Value vs Reference Types in C#

In today's blog post, I will be discussing the difference between value and reference types. There are certain misconceptions among people about the differences between the two.

Whenever there is a discussion on value vs reference types in C#, there are two user defined data types that come to mind: structs and classes. A struct is a value type and a class is a reference type. Let's understand their differences one by one.

Value Types

Suppose, we have a struct like this:

struct S
{
    private int x;
    private int y;
    //code...
}

When we create an instance of this struct, the memory is allocated on the stack and only one space is created in the memory for the instance.

S instance = new S();

The space for instance gets allocated on the stack.
If we do,

S instance2 = instance;

A new instance called instance2 is created (on stack) and is completely independent of the instance variable's value.
So when we pass a value type as a method parameter, it comes as a complete separate copy. Any changes to it are not reflected back in the caller code.

Reference Types

Suppose, we have a class like this:

class C
{
    private int x;
    private int y;
    //code...
}

When we create an instance of this class, 2 memory allocations happen: the variable is stored on the stack and object is stored on the heap.

C classInstance = new C();

So here classInstance variable is stored on stack and the actual object is stored on the heap. The classInstance variable simply refers to the object on the heap.

If we do,

C classInstance2 = classInstance;
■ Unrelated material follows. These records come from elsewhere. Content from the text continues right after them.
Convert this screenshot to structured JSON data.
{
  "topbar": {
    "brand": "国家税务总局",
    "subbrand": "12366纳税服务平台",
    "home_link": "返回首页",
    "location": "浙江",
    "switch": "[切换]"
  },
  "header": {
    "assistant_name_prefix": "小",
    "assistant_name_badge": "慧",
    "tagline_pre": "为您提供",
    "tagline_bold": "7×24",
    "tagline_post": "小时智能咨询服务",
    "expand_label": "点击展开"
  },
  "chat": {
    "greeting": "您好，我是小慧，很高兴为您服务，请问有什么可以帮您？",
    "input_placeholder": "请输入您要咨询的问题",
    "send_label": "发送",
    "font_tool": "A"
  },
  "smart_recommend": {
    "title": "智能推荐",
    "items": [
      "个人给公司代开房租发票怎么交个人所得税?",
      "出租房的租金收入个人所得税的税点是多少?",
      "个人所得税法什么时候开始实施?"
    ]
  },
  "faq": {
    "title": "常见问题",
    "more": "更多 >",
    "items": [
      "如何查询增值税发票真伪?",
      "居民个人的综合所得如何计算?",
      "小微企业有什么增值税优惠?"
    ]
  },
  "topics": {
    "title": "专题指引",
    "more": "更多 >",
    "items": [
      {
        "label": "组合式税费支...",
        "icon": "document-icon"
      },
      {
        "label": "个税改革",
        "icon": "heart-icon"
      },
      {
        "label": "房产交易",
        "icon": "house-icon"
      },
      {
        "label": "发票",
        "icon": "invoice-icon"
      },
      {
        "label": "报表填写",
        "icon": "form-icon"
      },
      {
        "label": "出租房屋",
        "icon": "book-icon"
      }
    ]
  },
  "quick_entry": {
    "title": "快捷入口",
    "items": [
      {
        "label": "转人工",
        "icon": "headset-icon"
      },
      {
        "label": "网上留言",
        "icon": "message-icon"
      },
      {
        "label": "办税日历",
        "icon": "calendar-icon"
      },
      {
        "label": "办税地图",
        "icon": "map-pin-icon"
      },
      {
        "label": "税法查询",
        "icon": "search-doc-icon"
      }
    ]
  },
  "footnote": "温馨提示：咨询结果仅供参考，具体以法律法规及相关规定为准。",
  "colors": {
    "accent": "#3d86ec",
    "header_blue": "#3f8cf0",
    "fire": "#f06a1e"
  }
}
classInstance2 is a new variable (created on stack) and it points to the same object (on heap) as referred by classInstance variable. So if we make any changes in the object using classInstance2 variable, the changes are reflected in classInstance variable's object too (because it's same). If I change the value of classInstance2.x, then classInstance.x is also changed. However, if I update the classInstance2 to refer to something else, for example if we set,

classInstance2= null;

It won't affect classInstance variable because we simply update the classInstance2 variable to point to a null reference. So when we pass objects like this to methods, the changes made to the object by the callee method are reflected back in the caller method. However, if we update the reference itself, that's not reflected back.

Ref Keyword

If in case, we want to update the reference too, we can use the ref keyword.

void Method1(ref C classInstance3)
{
    classInstance3 = null;
}

Method1(ref classInstance);

In this scenario, classInstance will be set to null by the callee method.

Conclusion

So we saw the differences between value and reference types in this article. We also saw that stack stores reference portion of reference-typed local variables and parameters and value typed local variables which are not part of a reference type. And heap stores content of reference type objects and anything inside a reference type object. So a generic statement like all value types are stored on stack might not be correct all the time as value types which are inside reference type objects are stored on heap.

For future updates to my weekly blog, please subscribe to my blog via the "Subscribe To Weekly Post" feature at the right and follow me on Twitter. Until then Happy Coding :)